Republican Senator Lamar Alexander and Obama also clashed on whether Democratic plans would raise insurance premiums, with each interrupting the other to make their points.

Health insurer stocks closed slightly higher on Thursday, performing better than the broader U.S. market as investor concerns waned about a sweeping healthcare reform that would hurt profits. Analysts said they expected a much more diluted version of the plan would eventually be adopted.

Shares in WellPoint rose 2.2 percent, Aetna gained 1.4 percent and Humana rose 0.5 percent. The Morgan Stanley Healthcare Payor Index was nearly unchanged.

"I think that investors recognize that all the bad news about how reform might affect insurance companies is already behind us," said Dave Shove, analyst for BMO Capital Markets.

The summit debate broke no new ground in the healthcare debate, with Republicans calling the bills too costly and saying they would mean more taxes, more regulations and higher premiums for consumers.

"This 2,700-page bill will bankrupt our country," said House Republican leader John Boehner. The Congressional Budget Office has said the bills would reduce the budget deficit by about $100 billion over the next 10 years.

Obama dominated the speaking time at the 7-hour summit, rebutting many of the Republican charges and sometimes chiding Republican critics for reverting to "talking points" in their comments.

"He actually consumed more time than all the Republicans combined and Democrats combined," Republican Kyl said. "It wasn't a matter of just inviting us down and listening to our ideas, he wanted to argue with us."
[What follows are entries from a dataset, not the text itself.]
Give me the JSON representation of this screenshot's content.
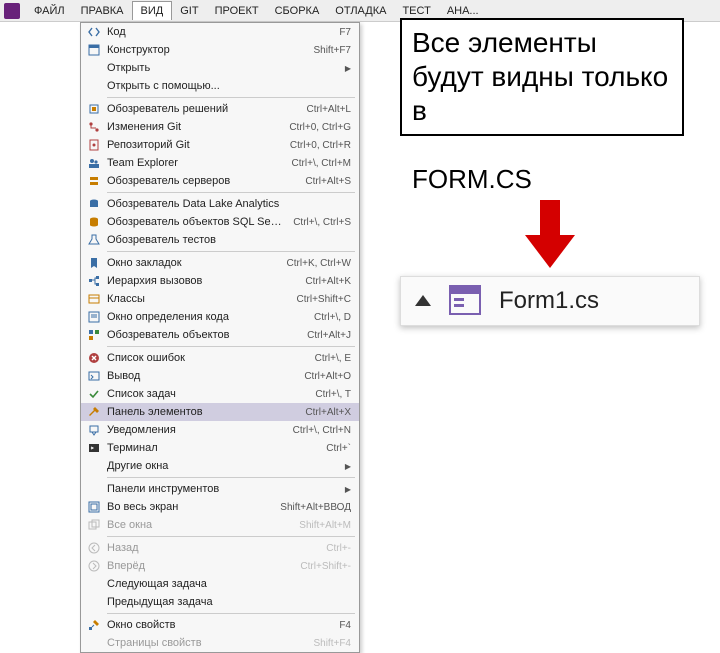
{
  "menubar": {
    "items": [
      "ФАЙЛ",
      "ПРАВКА",
      "ВИД",
      "GIT",
      "ПРОЕКТ",
      "СБОРКА",
      "ОТЛАДКА",
      "ТЕСТ",
      "АНА..."
    ],
    "openIndex": 2
  },
  "dropdown": {
    "groups": [
      [
        {
          "label": "Код",
          "shortcut": "F7",
          "icon": "code"
        },
        {
          "label": "Конструктор",
          "shortcut": "Shift+F7",
          "icon": "designer"
        },
        {
          "label": "Открыть",
          "submenu": true
        },
        {
          "label": "Открыть с помощью...",
          "icon": ""
        }
      ],
      [
        {
          "label": "Обозреватель решений",
          "shortcut": "Ctrl+Alt+L",
          "icon": "solution"
        },
        {
          "label": "Изменения Git",
          "shortcut": "Ctrl+0, Ctrl+G",
          "icon": "git"
        },
        {
          "label": "Репозиторий Git",
          "shortcut": "Ctrl+0, Ctrl+R",
          "icon": "gitrepo"
        },
        {
          "label": "Team Explorer",
          "shortcut": "Ctrl+\\, Ctrl+M",
          "icon": "team"
        },
        {
          "label": "Обозреватель серверов",
          "shortcut": "Ctrl+Alt+S",
          "icon": "server"
        }
      ],
      [
        {
          "label": "Обозреватель Data Lake Analytics",
          "icon": "datalake"
        },
        {
          "label": "Обозреватель объектов SQL Server",
          "shortcut": "Ctrl+\\, Ctrl+S",
          "icon": "sql"
        },
        {
          "label": "Обозреватель тестов",
          "icon": "test"
        }
      ],
      [
        {
          "label": "Окно закладок",
          "shortcut": "Ctrl+K, Ctrl+W",
          "icon": "bookmark"
        },
        {
          "label": "Иерархия вызовов",
          "shortcut": "Ctrl+Alt+K",
          "icon": "callhier"
        },
        {
          "label": "Классы",
          "shortcut": "Ctrl+Shift+C",
          "icon": "class"
        },
        {
          "label": "Окно определения кода",
          "shortcut": "Ctrl+\\, D",
          "icon": "codedef"
        },
        {
          "label": "Обозреватель объектов",
          "shortcut": "Ctrl+Alt+J",
          "icon": "objbrowser"
        }
      ],
      [
        {
          "label": "Список ошибок",
          "shortcut": "Ctrl+\\, E",
          "icon": "errors"
        },
        {
          "label": "Вывод",
          "shortcut": "Ctrl+Alt+O",
          "icon": "output"
        },
        {
          "label": "Список задач",
          "shortcut": "Ctrl+\\, T",
          "icon": "tasks"
        },
        {
          "label": "Панель элементов",
          "shortcut": "Ctrl+Alt+X",
          "icon": "toolbox",
          "selected": true
        },
        {
          "label": "Уведомления",
          "shortcut": "Ctrl+\\, Ctrl+N",
          "icon": "notify"
        },
        {
          "label": "Терминал",
          "shortcut": "Ctrl+`",
          "icon": "terminal"
        },
        {
          "label": "Другие окна",
          "submenu": true
        }
      ],
      [
        {
          "label": "Панели инструментов",
          "submenu": true
        },
        {
          "label": "Во весь экран",
          "shortcut": "Shift+Alt+ВВОД",
          "icon": "fullscreen"
        },
        {
          "label": "Все окна",
          "shortcut": "Shift+Alt+M",
          "icon": "allwin",
          "disabled": true
        }
      ],
      [
        {
          "label": "Назад",
          "shortcut": "Ctrl+-",
          "icon": "back",
          "disabled": true
        },
        {
          "label": "Вперёд",
          "shortcut": "Ctrl+Shift+-",
          "icon": "forward",
          "disabled": true
        },
        {
          "label": "Следующая задача"
        },
        {
          "label": "Предыдущая задача"
        }
      ],
      [
        {
          "label": "Окно свойств",
          "shortcut": "F4",
          "icon": "props"
        },
        {
          "label": "Страницы свойств",
          "shortcut": "Shift+F4",
          "disabled": true
        }
      ]
    ]
  },
  "annotation": {
    "main": "Все элементы будут видны только в",
    "sub": "FORM.CS"
  },
  "formchip": {
    "label": "Form1.cs"
  }
}
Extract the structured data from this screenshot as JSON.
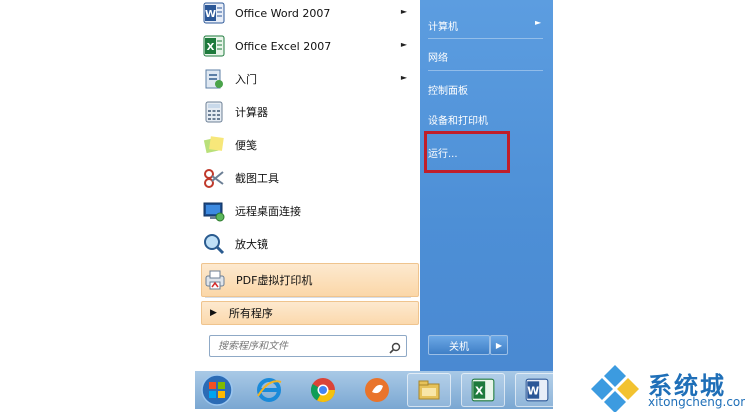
{
  "start_menu": {
    "programs": [
      {
        "label": "Office Word 2007",
        "icon": "word-icon",
        "has_arrow": true
      },
      {
        "label": "Office Excel 2007",
        "icon": "excel-icon",
        "has_arrow": true
      },
      {
        "label": "入门",
        "icon": "getting-started-icon",
        "has_arrow": true
      },
      {
        "label": "计算器",
        "icon": "calculator-icon",
        "has_arrow": false
      },
      {
        "label": "便笺",
        "icon": "sticky-notes-icon",
        "has_arrow": false
      },
      {
        "label": "截图工具",
        "icon": "snipping-tool-icon",
        "has_arrow": false
      },
      {
        "label": "远程桌面连接",
        "icon": "remote-desktop-icon",
        "has_arrow": false
      },
      {
        "label": "放大镜",
        "icon": "magnifier-icon",
        "has_arrow": false
      },
      {
        "label": "PDF虚拟打印机",
        "icon": "pdf-printer-icon",
        "has_arrow": true
      }
    ],
    "all_programs_label": "所有程序",
    "search_placeholder": "搜索程序和文件",
    "right_items": [
      {
        "label": "计算机",
        "has_arrow": true
      },
      {
        "label": "网络",
        "has_arrow": false
      },
      {
        "label": "控制面板",
        "has_arrow": false
      },
      {
        "label": "设备和打印机",
        "has_arrow": false
      },
      {
        "label": "运行...",
        "has_arrow": false
      }
    ],
    "shutdown_label": "关机"
  },
  "taskbar": {
    "items": [
      "start-orb-icon",
      "internet-explorer-icon",
      "chrome-icon",
      "media-player-icon",
      "file-explorer-icon",
      "excel-icon",
      "word-icon"
    ]
  },
  "watermark": {
    "name": "系统城",
    "url": "xitongcheng.com"
  },
  "colors": {
    "right_pane": "#4d8fd6",
    "highlight_box": "#c01e2a",
    "brand": "#1f6fb8"
  }
}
Republicans promoted their own scaled-back approach to boost competition across state lines, create high-risk insurance pools and curtail medical malpractice lawsuits. They stacked the Democratic bill on their table to show its size and said their opposition represented the view of most Americans.

"We have to start by taking the current bill and putting it on the shelf and starting from a clean sheet of paper," Alexander said. "This is a car that can't be recalled and fixed."
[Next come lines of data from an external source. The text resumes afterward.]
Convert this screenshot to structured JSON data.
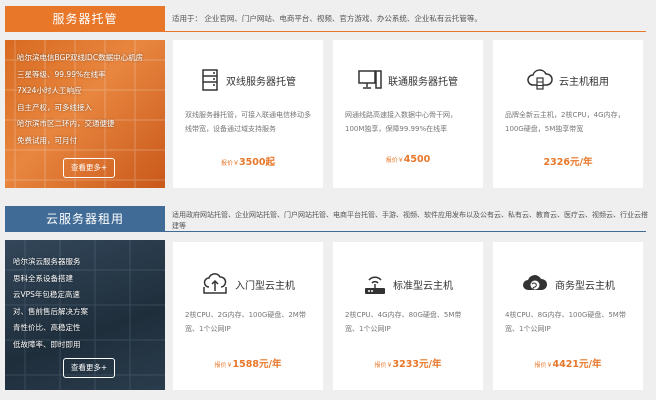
{
  "colors": {
    "orange": "#e8772a",
    "blue": "#3f6b96",
    "price": "#e8772a"
  },
  "hosting": {
    "tab": "服务器托管",
    "applies": "适用于：  企业官网、门户网站、电商平台、视频、官方游戏、办公系统、企业私有云托管等。",
    "left_lines": [
      "哈尔滨电信BGP双线IDC数据中心机房",
      "三星等级、99.99%在线率",
      "7X24小时人工响应",
      "自主产权，可多线接入",
      "哈尔滨市区二环内，交通便捷",
      "免费试用，可月付"
    ],
    "more": "查看更多+",
    "cards": [
      {
        "icon": "server-rack-icon",
        "title": "双线服务器托管",
        "desc": "双线服务器托管，可接入联通电信移动多线带宽，设备通过域支持服务",
        "price_label": "报价￥",
        "price": "3500起"
      },
      {
        "icon": "desktop-computer-icon",
        "title": "联通服务器托管",
        "desc": "网通线路高速接入数据中心骨干网，100M独享，保障99.99%在线率",
        "price_label": "报价￥",
        "price": "4500"
      },
      {
        "icon": "cloud-server-icon",
        "title": "云主机租用",
        "desc": "品牌全新云主机，2核CPU，4G内存，100G硬盘，5M独享带宽",
        "price_label": "",
        "price": "2326元/年"
      }
    ]
  },
  "cloud": {
    "tab": "云服务器租用",
    "applies": "适用政府网站托管、企业网站托管、门户网站托管、电商平台托管、手游、视频、软件应用发布以及公有云、私有云、教育云、医疗云、视频云、行业云搭建等",
    "left_lines": [
      "哈尔滨云服务器服务",
      "思科全系设备搭建",
      "云VPS年包稳定高速",
      "    对、售前售后解决方案",
      "青性价比、高稳定性",
      "低故障率、即时即用"
    ],
    "more": "查看更多+",
    "cards": [
      {
        "icon": "cloud-upload-icon",
        "title": "入门型云主机",
        "desc": "2核CPU、2G内存、100G硬盘、2M带宽、1个公网IP",
        "price_label": "报价￥",
        "price": "1588元/年"
      },
      {
        "icon": "router-icon",
        "title": "标准型云主机",
        "desc": "2核CPU、4G内存、80G硬盘、5M带宽、1个公网IP",
        "price_label": "报价￥",
        "price": "3233元/年"
      },
      {
        "icon": "cloud-globe-icon",
        "title": "商务型云主机",
        "desc": "4核CPU、8G内存、100G硬盘、5M带宽、1个公网IP",
        "price_label": "报价￥",
        "price": "4421元/年"
      }
    ]
  }
}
Obama and his fellow Democrats made it clear they have no intention of starting over, but Obama hopes to win over wavering Democratic lawmakers and rally support among voters who have lost enthusiasm for the effort to reshape the $2.5 trillion U.S. healthcare industry.

The bills passed by the Democratic-controlled House and Senate late last year were designed to rein in costs, regulate insurers and expand coverage to more than 30 million more Americans.

But efforts to merge them and send a final version to Obama collapsed in January after Democrats lost their crucial 60th Senate vote in a special election in Massachusetts amid broad public dissatisfaction with the healthcare drive.

Democrats are considering trying to ram a bill through Congress using a procedure called reconciliation that would bypass the need for Republican support. Republicans denounced the idea.

"You can say that this process has been used before, and that would be right. But it's never been used for anything like this," Alexander said, quoting Democratic Senator Robert Byrd's description of the process as ramming the bill through like "a freight train."

Reid defended the procedure and noted Republicans had used it before "for major things" like tax cuts and reform of Medicare, the federal health program for the elderly.

The White House also has a scaled-back alternative plan it could push if a more comprehensive approach fails. It would extend coverage to about 15 million Americans rather than the 31 million envisioned by the larger plan.

Asked as he entered the summit if he had a Plan B, Obama replied: "I've always got plans."

Date created : 2010-02-26

  • USA

    Obama spars with critics in TV healthcare debate

    Read more

  • USA

    Obama presents new proposals to revive stalled health plan

    Read more

  • USA

    Obama admits 'mistake' after losing Massachusetts to Republicans

    Read more

COMMENT(S)